That original basilica was likely built between 330Ė333, being already mentioned in 333, and was dedicated on 31 May 339. It was destroyed by fire during the Samaritan revolts of the sixth century, possibly in 529, and a new basilica was built a number of years later by Byzantine Emperor Justinian (r. 527Ė565).


Not too long after Helena built this place, it burned down. Then, a few years later they rebuilt over it and the new structure has been here ever since. Itís been only a few years since there was an earthquake that revealed that mosaic tile floor which was part of the first building.


Joseph is going to show us the manger. Nothing is too good for Road Scholars. 


That graffiti was painted on the wall by Crusaders. Really. Well, thatís what Joseph said anyway.


Current day graffiti artists could take some lessons here.


Priests engaged in priestly business.


Another sanctuary.


See how there are different levels of floor? The lower floor is left over from the first church on this site.


Looking around.




Courtyard fruit.  Oranges? Whatever, it's a pretty sight on  a miserable day.


I think I saw that guy in a movie once.  Vincent Price, I'm pretty sure.


This church has pews and everything.


Nice window.


This is the actual really and truly spot where the manger sat.  Yes it is. OK, prove it's not. Anyway I didn't stand in the line to see this because, why?  This pic from the internet is good enough for me.


I mean, the line to see the actual genuine absolutely definitely really and truly original manger was much too long for us to stand in. Well, OK, to see a re-creation that at least is actually in Bethlehem so itís got to be close to the real thing, right? In another, much less crowded room, this baby Jesus in a manger is admiring a little block of wood set on red velvet and surrounded by gold. The block is an actual genuine absolutely definitely really and truly chip off the original cross. Sure it is. Letís see you prove itís not. And even so, itís wood isnít it? So itís got to be close to the real thing, right?


You've got to understand.  Even though I'm not buying into any of this "actual spot where it happened malarkey, I wouldn't have missed this experience for anything.  I've always wondered what it would be like, and now I know.


We keep going down.


They say the Holy Family lived here.


Thatís where Joseph Mary and Jesus lived after the baby was born. Yes it is. Is so. 


Diaper changing station?


Something wonderful happened there, I'm pretty sure.


Our guide Yusef gave us a web link to photos that have been taken here at the Church of the Nativity.  But he didn't give us links to explanations of what the photos represent.  I'd say these are lamps.


And this is a drone photo from high above the church.  I'm sure you knew Catholic churches were built in the shape of crosses, but just in case you didn' you do.


They had fireworks here on Jesus' 2,000th birthday.

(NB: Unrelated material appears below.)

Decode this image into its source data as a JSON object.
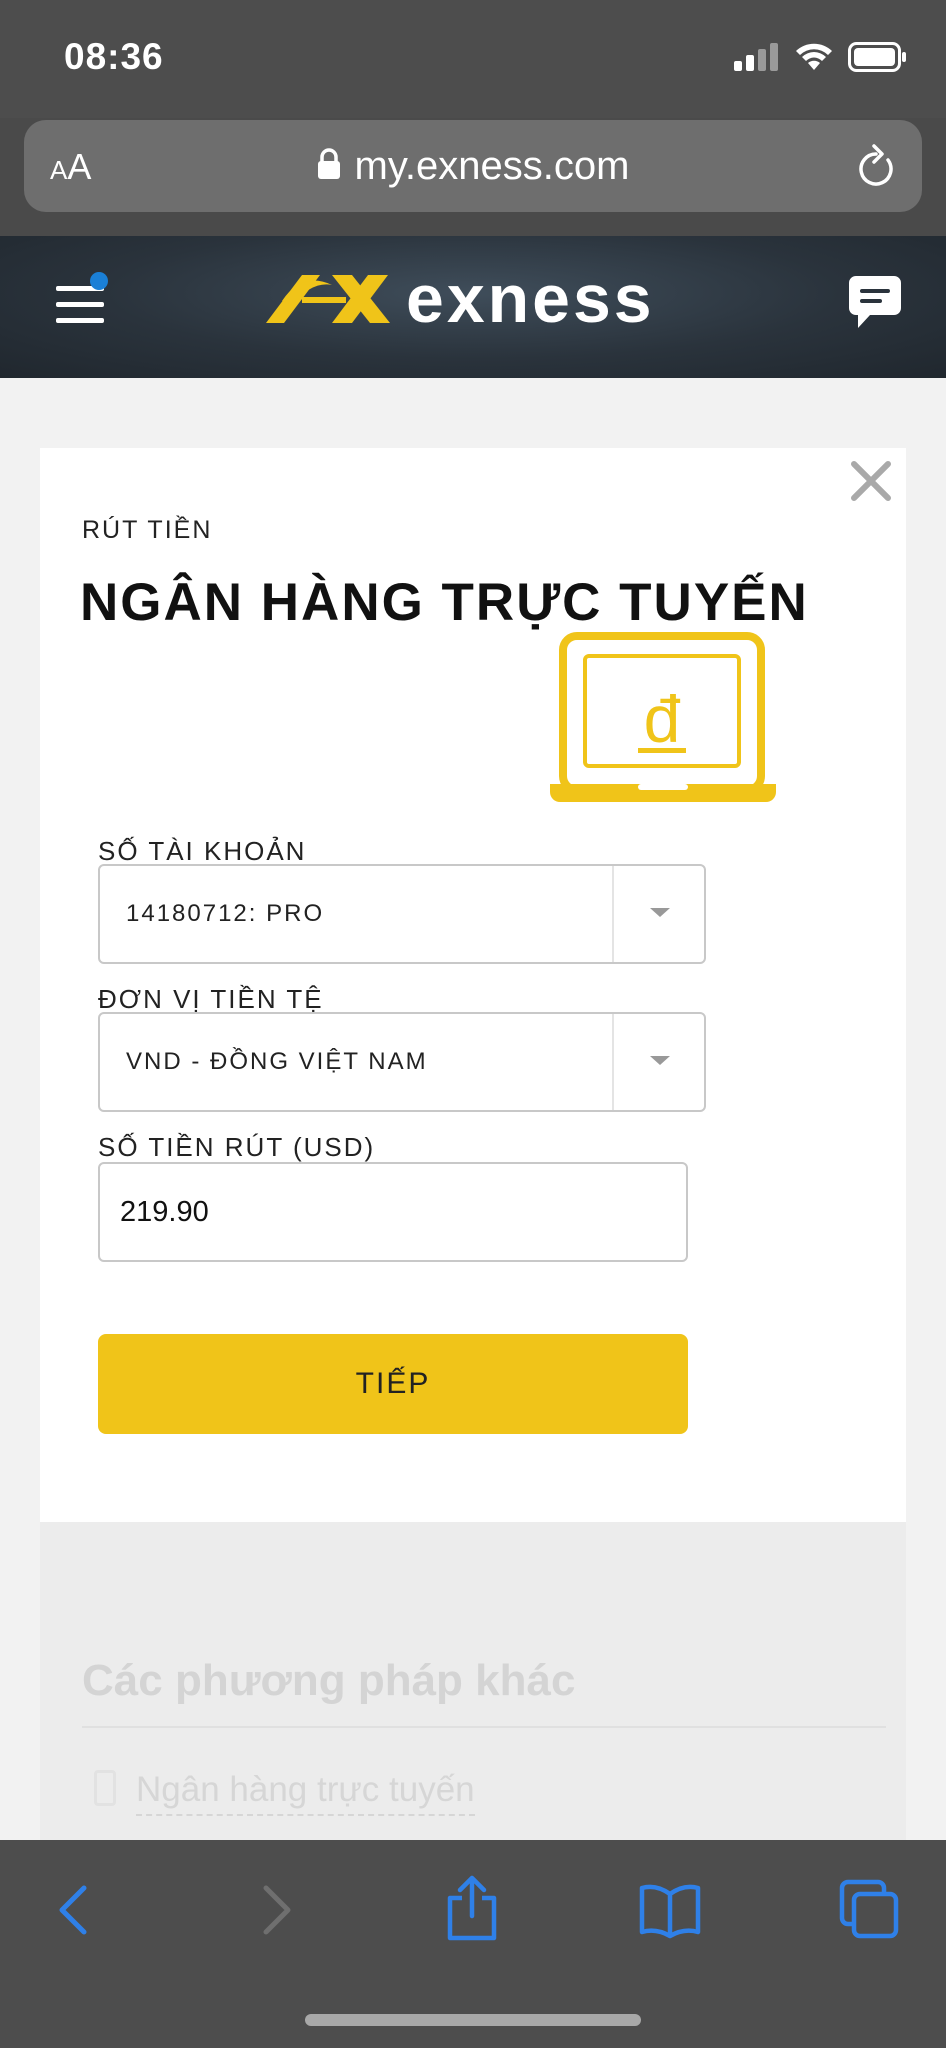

These three kings of orient are.


There's that birthplace again.


And that is the ceiling. Sure am glad I got these extra pictures.


Back to the bus.


This is a shopping area above the bus parking garage.


Now we're stopped at the Palestinian border with Israel.


These smiling happy friendly border guards just waved us through instead of asking to see the passports we were all carrying because weíd been told we would never get back into Israel without them. We mustíve waited 30 to 40 minutes in traffic to get through this border check and they didnít even want to see our passports. Kinda disappointing. 


The rains had let up momentarily, so Shari took us to another overlook. That right there folks is the Jerusalem youíve heard so much about. 


The blue sky lasted maybe 90 seconds. 




It may not be raining any longer but itís still cold and windy and Iím going back to the bus. 


And after two hours rest we received a lecture from an expert on Israel from an Israeli perspective. His name was Daniel Sherman and he was very interesting. I hate that I still have jet lag and I nodded off more than once. This guy was good. Tomorrow night we will hear essentially the same story but from a Palestinian perspective. 


Now letís eat!  


As with every road scholar program, so far, the food is outstanding.


Back Up Next